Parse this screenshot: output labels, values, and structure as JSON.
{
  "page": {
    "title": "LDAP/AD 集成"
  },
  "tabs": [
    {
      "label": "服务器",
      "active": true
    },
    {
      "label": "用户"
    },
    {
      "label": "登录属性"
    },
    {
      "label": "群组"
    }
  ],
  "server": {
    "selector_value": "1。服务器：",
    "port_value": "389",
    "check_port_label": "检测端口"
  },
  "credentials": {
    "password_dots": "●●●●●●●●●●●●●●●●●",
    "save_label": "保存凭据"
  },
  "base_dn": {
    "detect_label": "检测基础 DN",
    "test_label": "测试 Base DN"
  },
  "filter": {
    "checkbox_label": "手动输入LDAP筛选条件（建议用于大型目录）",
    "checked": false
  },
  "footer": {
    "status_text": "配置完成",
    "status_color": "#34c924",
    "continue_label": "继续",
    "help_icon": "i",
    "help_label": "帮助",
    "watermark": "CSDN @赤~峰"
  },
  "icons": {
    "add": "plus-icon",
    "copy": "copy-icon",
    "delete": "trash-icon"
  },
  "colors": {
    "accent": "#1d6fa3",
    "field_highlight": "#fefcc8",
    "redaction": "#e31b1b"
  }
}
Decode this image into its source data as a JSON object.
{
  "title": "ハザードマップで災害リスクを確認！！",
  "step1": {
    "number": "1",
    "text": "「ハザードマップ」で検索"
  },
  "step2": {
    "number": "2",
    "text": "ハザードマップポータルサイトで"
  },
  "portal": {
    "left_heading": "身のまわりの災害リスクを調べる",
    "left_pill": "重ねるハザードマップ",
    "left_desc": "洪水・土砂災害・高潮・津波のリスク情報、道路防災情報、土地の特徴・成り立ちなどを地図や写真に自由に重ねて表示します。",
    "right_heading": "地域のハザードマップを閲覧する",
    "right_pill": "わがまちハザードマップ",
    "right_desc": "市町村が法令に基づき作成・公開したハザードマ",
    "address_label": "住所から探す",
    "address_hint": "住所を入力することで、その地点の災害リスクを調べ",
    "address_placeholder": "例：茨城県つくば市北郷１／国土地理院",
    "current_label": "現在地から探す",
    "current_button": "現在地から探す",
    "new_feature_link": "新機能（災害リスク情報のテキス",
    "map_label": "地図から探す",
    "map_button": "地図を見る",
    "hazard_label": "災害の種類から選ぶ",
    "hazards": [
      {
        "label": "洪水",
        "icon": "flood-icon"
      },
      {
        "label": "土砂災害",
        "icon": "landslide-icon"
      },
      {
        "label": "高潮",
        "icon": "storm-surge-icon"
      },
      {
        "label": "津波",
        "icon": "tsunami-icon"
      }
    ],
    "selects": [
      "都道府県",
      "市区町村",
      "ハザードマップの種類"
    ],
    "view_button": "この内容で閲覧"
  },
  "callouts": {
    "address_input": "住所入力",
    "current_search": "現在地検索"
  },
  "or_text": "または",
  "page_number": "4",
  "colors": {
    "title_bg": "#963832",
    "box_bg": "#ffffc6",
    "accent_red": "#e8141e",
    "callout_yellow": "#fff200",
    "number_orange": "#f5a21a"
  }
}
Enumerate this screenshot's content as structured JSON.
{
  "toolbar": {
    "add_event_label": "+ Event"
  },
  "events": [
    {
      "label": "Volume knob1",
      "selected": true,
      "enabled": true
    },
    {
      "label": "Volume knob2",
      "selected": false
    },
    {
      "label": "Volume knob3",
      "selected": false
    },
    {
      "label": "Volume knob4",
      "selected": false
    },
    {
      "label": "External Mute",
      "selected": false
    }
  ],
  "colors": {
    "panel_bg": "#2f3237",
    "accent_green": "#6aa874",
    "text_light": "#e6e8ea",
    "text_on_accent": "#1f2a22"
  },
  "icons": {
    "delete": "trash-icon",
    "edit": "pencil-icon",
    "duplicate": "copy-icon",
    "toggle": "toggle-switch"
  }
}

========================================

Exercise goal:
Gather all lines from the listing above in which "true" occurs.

Response box:
      "active": true
      "selected": true,
      "enabled": true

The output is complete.